The priest I live with was preaching on the 19th October. We were then off the next day on the delights of our five-yearly diocesan clergy conference, hence the late posting of what she said. Better late than never, here is Mother Anne-Marie’s sermon on the parable of the wedding banquet in Matthew.
In this morning’s gospel we have an image of the Kingdom of Heaven as a great wedding feast. A wonderful meal is awaiting the guests, the wine will flow and no doubt there’ll be music and dancing – a really good time to be had by all. It’s a wonderful image of what awaits us in God’s Kingdom. And here as the church of God, we are a microcosm of that Kingdom, we are meant to be a taste of the Kingdom to come. Here within this church people should catch a glimpse of that glorious kingdom, with its upside down values, its joy, its love, its merriment, and its embracing of life in all its fullness. But the image Jesus gives us in the Gospel reading tells us that however good it is, there will be people who don’t want to come.
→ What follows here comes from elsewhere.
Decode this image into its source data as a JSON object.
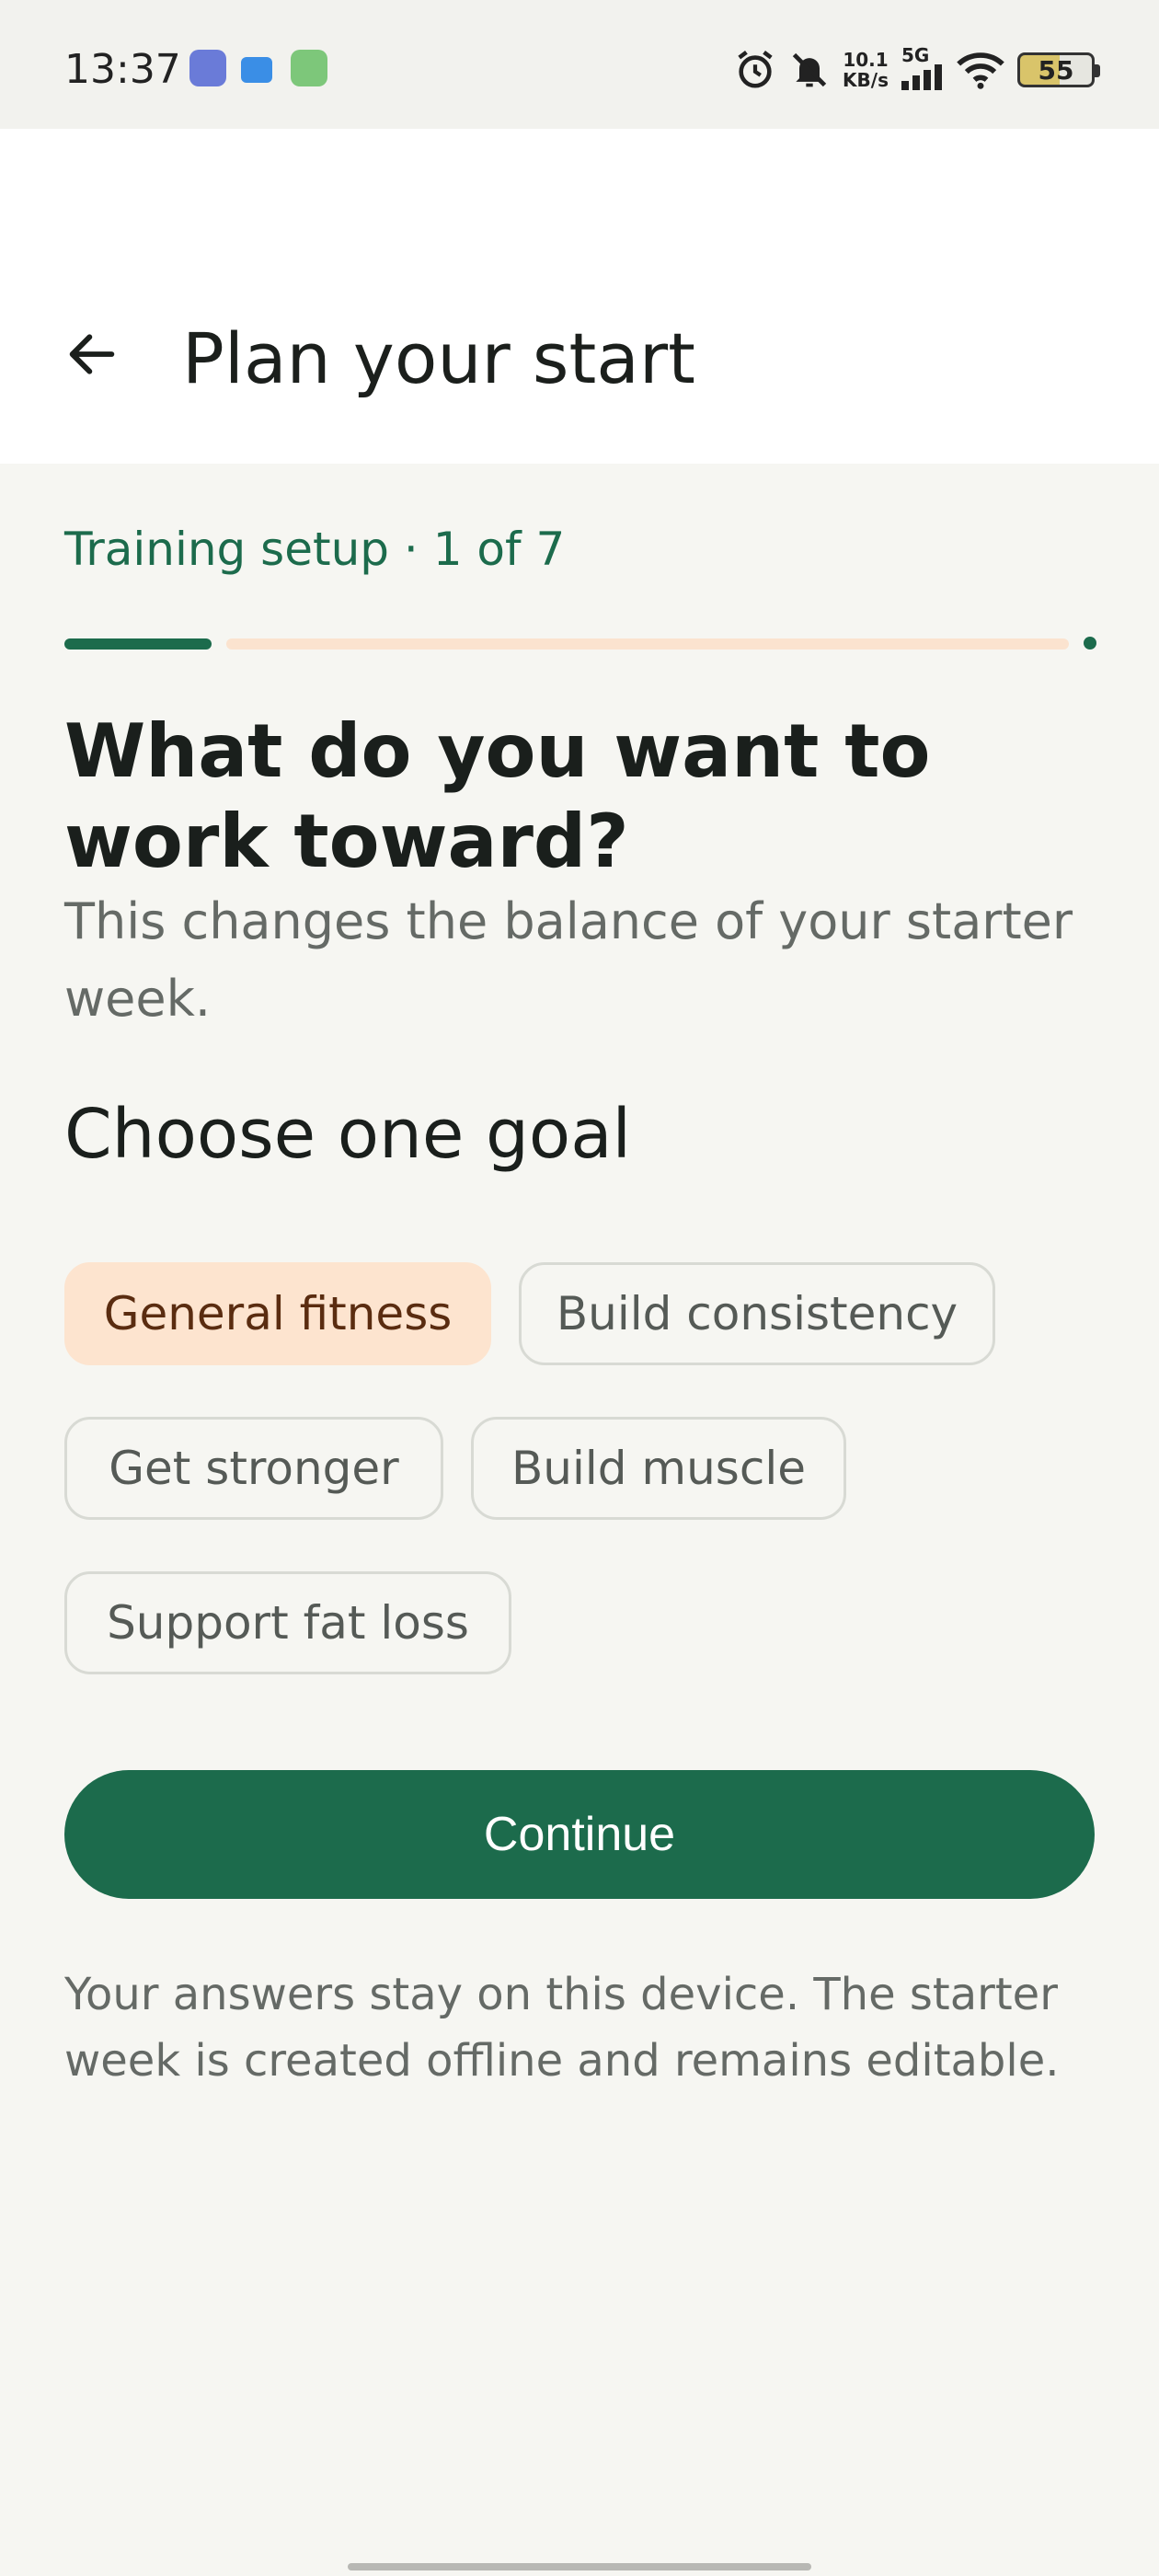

The King has many refusals to his invitation to the great wedding banquet which tells us that God is aware that many will refuse his invitation to be part of his Kingdom both in this world and the next. Continue reading
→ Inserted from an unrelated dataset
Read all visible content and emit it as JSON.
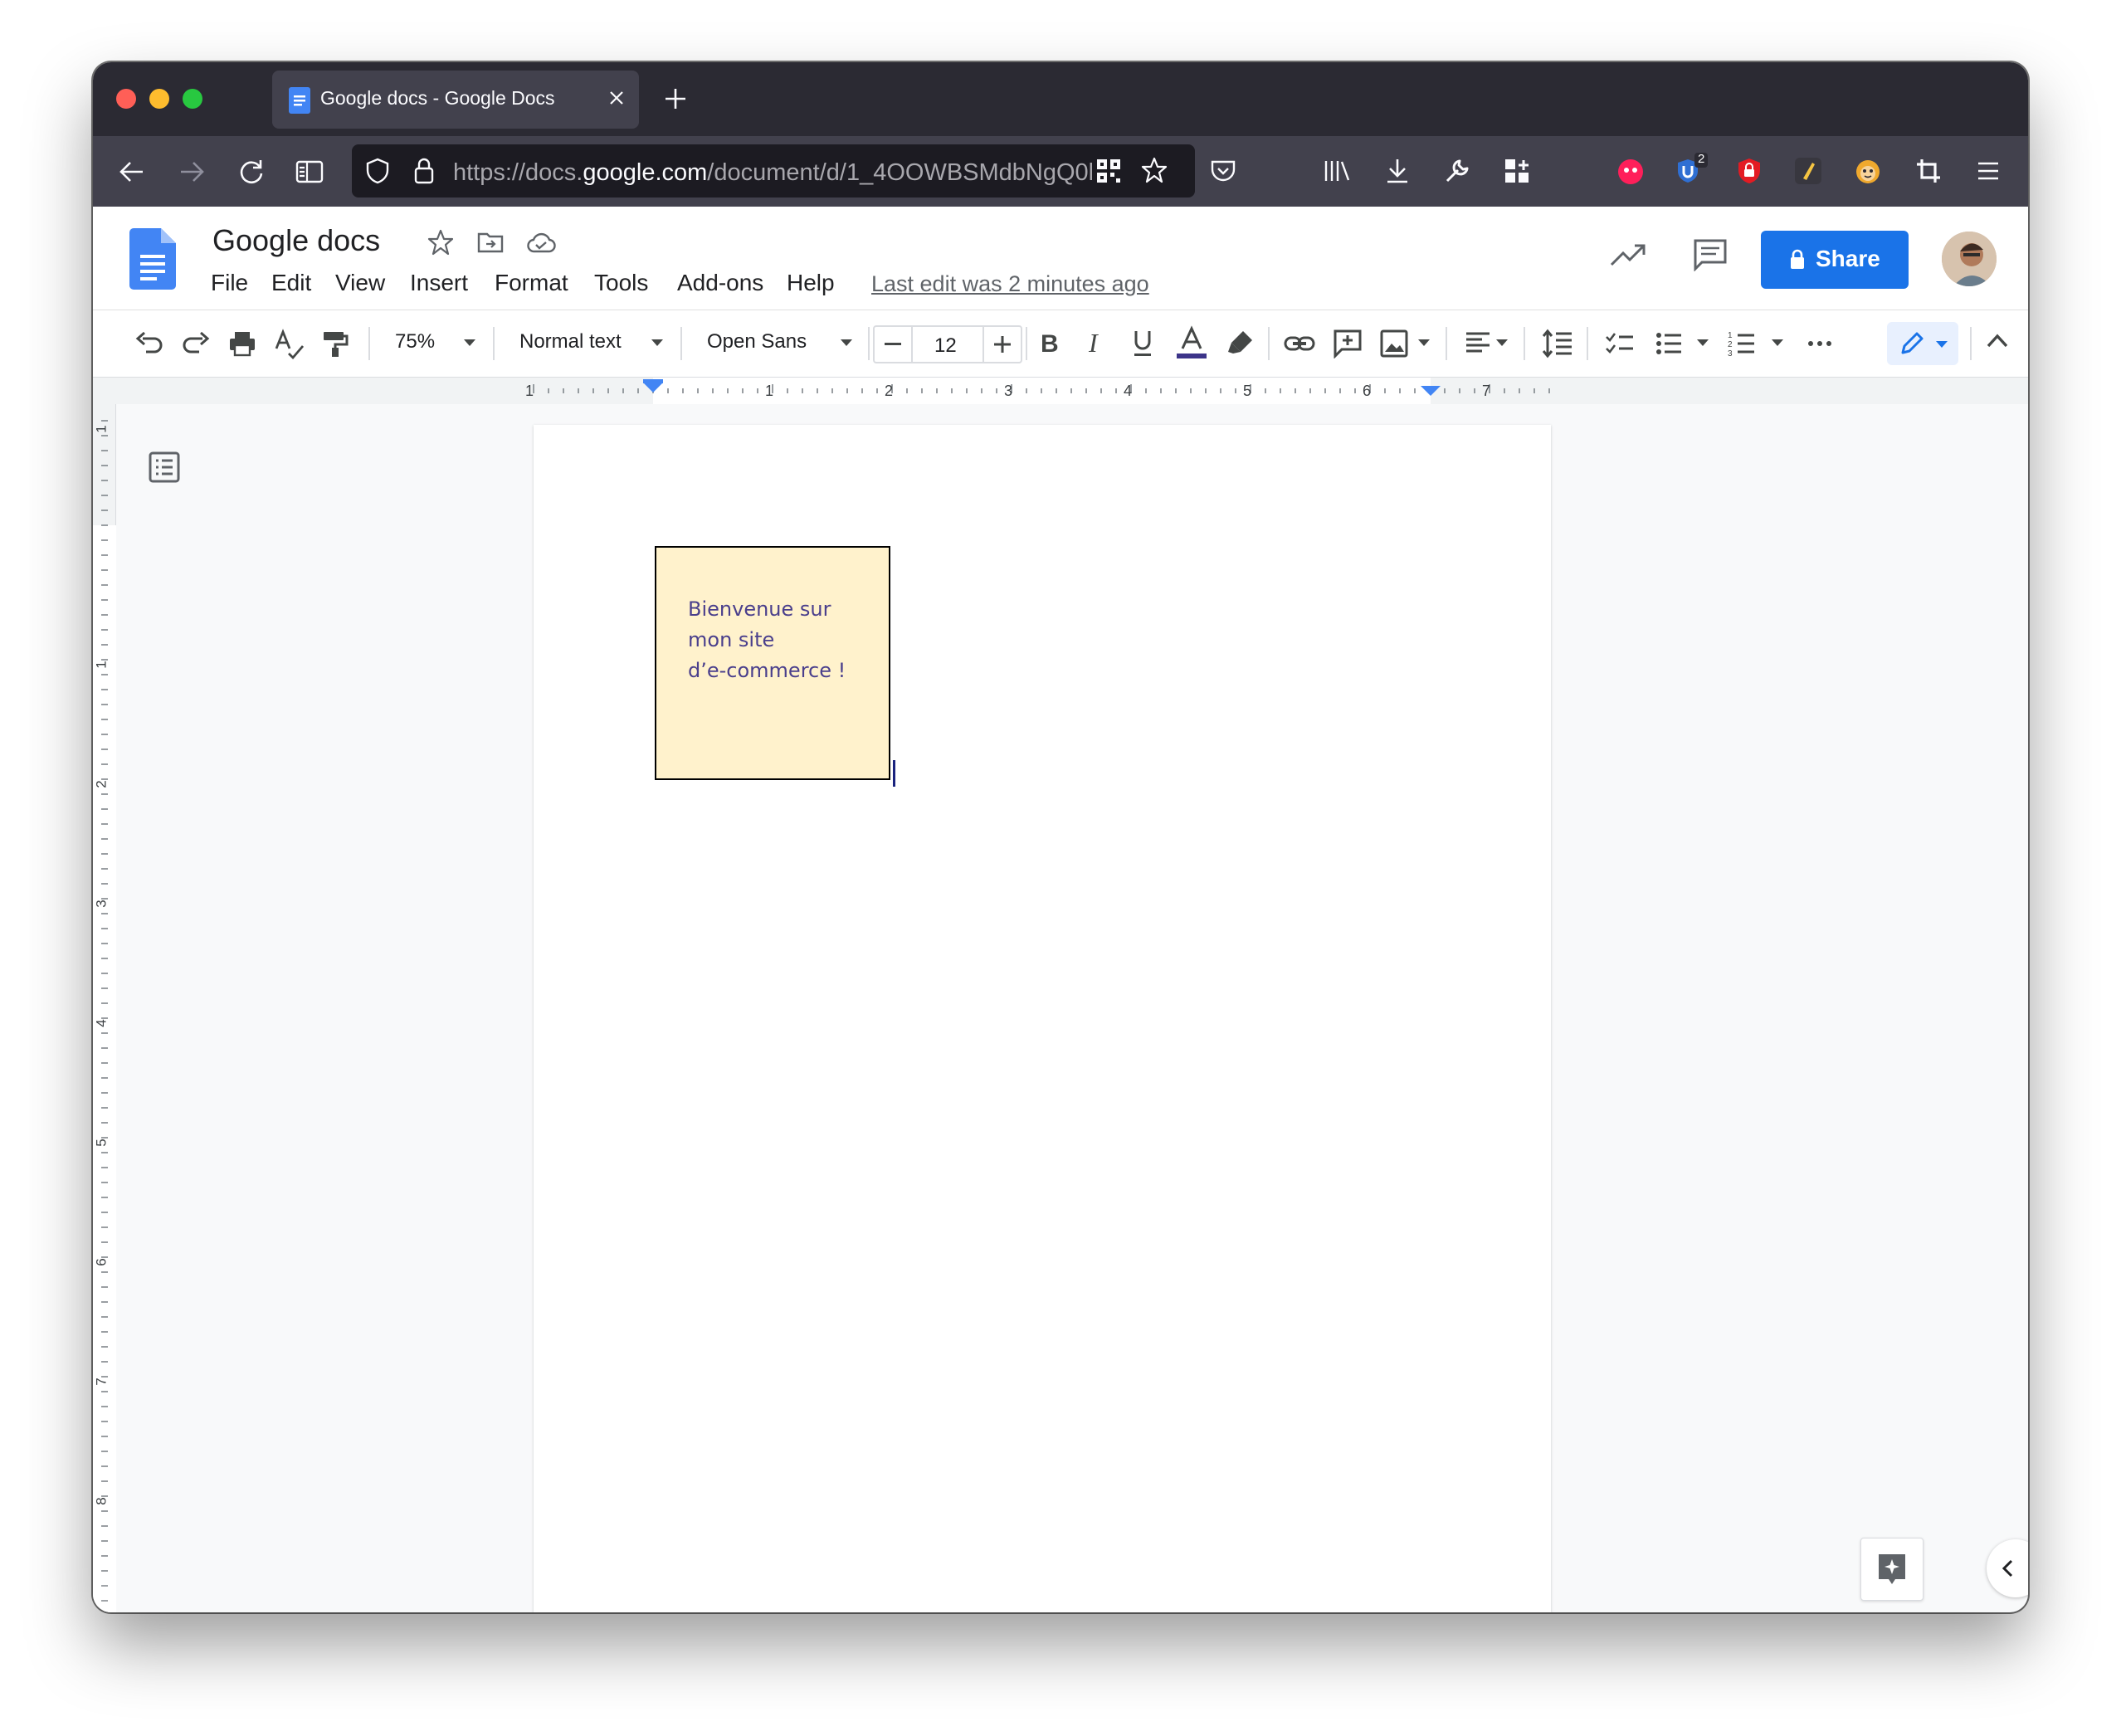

Here’s my sermon for this week. I used the gospel reading, the story of the sinful woman who anointed the feet of Jesus at the house of Simon the Pharisee. Essentially the story of two people who for their own very different reasons sought out Jesus.
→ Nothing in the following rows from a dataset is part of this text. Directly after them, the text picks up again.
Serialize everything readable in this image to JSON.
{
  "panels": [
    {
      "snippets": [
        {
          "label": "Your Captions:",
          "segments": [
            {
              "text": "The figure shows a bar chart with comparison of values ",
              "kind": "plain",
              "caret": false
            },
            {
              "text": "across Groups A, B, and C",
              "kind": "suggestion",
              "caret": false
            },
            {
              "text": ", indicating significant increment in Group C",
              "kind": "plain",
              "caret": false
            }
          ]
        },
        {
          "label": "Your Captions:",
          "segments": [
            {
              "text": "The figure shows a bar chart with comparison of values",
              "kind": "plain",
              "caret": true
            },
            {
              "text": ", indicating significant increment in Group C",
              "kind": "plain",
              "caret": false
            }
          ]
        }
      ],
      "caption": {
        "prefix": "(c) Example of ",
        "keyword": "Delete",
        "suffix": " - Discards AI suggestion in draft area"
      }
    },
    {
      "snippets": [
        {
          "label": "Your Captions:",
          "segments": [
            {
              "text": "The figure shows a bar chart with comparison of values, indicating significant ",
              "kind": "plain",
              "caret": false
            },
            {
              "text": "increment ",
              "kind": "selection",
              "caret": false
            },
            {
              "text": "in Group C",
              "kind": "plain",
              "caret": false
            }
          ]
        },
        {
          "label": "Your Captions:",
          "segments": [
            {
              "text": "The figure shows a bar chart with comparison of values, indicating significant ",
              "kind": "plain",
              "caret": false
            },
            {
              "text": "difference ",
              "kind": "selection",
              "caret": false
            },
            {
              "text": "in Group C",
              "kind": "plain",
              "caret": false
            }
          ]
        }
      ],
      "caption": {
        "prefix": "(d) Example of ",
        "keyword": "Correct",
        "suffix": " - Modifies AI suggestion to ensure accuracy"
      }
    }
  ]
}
In some churches it is the custom for the preacher to give their sermon a title. It’s not something that’s every really taken on in the Church of England, but it’s actually not a bad habit for the preacher to get into. It helps to focus the mind on the what message from the Scripture reading is about. So today, I’m giving my sermon a title: The Importance of Being Earnest. Most of you will, of course, recognise immediately the reference to Oscar Wilde and his most famous play. As I read this gospel reading a number of famous Oscar Wilde quotes came to mind, so as we think about the woman who was a sinner and who washed the feet of Jesus, Oscar Wilde will today help us reflect on what we are being taught by sharing with us some of his most famous quotations. I’m tempted to say, as Oscar himself once said, “I wish I had said that,” but he often puts things so well – and so much better than I can. Continue reading